Make an exact reproduction of all the data.

[Web page and app entries]
*** Begin section ***
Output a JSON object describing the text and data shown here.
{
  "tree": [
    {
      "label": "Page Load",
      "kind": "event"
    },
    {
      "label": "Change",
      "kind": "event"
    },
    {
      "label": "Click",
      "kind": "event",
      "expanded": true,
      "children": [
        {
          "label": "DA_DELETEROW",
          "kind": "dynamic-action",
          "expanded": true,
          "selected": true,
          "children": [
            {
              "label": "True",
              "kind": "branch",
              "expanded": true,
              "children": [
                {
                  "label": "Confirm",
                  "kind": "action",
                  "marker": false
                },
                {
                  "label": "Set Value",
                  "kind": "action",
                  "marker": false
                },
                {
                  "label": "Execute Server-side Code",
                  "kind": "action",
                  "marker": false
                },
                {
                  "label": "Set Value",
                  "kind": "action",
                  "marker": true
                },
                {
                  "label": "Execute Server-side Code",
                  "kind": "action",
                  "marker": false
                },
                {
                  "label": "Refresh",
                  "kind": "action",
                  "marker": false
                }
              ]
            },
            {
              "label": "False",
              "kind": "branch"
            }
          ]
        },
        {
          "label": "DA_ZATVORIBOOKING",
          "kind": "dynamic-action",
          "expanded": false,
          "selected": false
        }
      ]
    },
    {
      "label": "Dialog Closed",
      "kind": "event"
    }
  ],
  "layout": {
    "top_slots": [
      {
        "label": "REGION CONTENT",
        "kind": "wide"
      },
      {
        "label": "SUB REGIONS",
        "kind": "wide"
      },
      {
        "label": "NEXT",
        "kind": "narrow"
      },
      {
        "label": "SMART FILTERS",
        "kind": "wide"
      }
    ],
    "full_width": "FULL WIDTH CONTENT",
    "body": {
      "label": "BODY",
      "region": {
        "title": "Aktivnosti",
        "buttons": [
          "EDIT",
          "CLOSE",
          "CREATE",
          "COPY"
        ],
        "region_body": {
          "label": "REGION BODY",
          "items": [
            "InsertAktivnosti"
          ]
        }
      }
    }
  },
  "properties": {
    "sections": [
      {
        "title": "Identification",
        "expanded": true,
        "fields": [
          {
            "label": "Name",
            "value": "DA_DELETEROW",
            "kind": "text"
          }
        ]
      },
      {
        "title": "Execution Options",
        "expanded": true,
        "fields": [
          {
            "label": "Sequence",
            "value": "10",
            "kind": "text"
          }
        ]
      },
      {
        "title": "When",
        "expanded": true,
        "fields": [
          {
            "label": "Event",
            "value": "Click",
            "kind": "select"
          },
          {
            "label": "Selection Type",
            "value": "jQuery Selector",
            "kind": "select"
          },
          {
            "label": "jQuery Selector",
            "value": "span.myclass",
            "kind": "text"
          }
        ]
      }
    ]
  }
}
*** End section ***
* **ANSWER SPACE**:
Output a JSON object describing the text and data shown here.
{
  "tree": [
    {
      "label": "Page Load",
      "kind": "event"
    },
    {
      "label": "Change",
      "kind": "event"
    },
    {
      "label": "Click",
      "kind": "event",
      "expanded": true,
      "children": [
        {
          "label": "DA_DELETEROW",
          "kind": "dynamic-action",
          "expanded": true,
          "selected": true,
          "children": [
            {
              "label": "True",
              "kind": "branch",
              "expanded": true,
              "children": [
                {
                  "label": "Confirm",
                  "kind": "action",
                  "marker": false
                },
                {
                  "label": "Set Value",
                  "kind": "action",
                  "marker": false
                },
                {
                  "label": "Execute Server-side Code",
                  "kind": "action",
                  "marker": false
                },
                {
                  "label": "Set Value",
                  "kind": "action",
                  "marker": true
                },
                {
                  "label": "Execute Server-side Code",
                  "kind": "action",
                  "marker": false
                },
                {
                  "label": "Refresh",
                  "kind": "action",
                  "marker": false
                }
              ]
            },
            {
              "label": "False",
              "kind": "branch"
            }
          ]
        },
        {
          "label": "DA_ZATVORIBOOKING",
          "kind": "dynamic-action",
          "expanded": false,
          "selected": false
        }
      ]
    },
    {
      "label": "Dialog Closed",
      "kind": "event"
    }
  ],
  "layout": {
    "top_slots": [
      {
        "label": "REGION CONTENT",
        "kind": "wide"
      },
      {
        "label": "SUB REGIONS",
        "kind": "wide"
      },
      {
        "label": "NEXT",
        "kind": "narrow"
      },
      {
        "label": "SMART FILTERS",
        "kind": "wide"
      }
    ],
    "full_width": "FULL WIDTH CONTENT",
    "body": {
      "label": "BODY",
      "region": {
        "title": "Aktivnosti",
        "buttons": [
          "EDIT",
          "CLOSE",
          "CREATE",
          "COPY"
        ],
        "region_body": {
          "label": "REGION BODY",
          "items": [
            "InsertAktivnosti"
          ]
        }
      }
    }
  },
  "properties": {
    "sections": [
      {
        "title": "Identification",
        "expanded": true,
        "fields": [
          {
            "label": "Name",
            "value": "DA_DELETEROW",
            "kind": "text"
          }
        ]
      },
      {
        "title": "Execution Options",
        "expanded": true,
        "fields": [
          {
            "label": "Sequence",
            "value": "10",
            "kind": "text"
          }
        ]
      },
      {
        "title": "When",
        "expanded": true,
        "fields": [
          {
            "label": "Event",
            "value": "Click",
            "kind": "select"
          },
          {
            "label": "Selection Type",
            "value": "jQuery Selector",
            "kind": "select"
          },
          {
            "label": "jQuery Selector",
            "value": "span.myclass",
            "kind": "text"
          }
        ]
      }
    ]
  }
}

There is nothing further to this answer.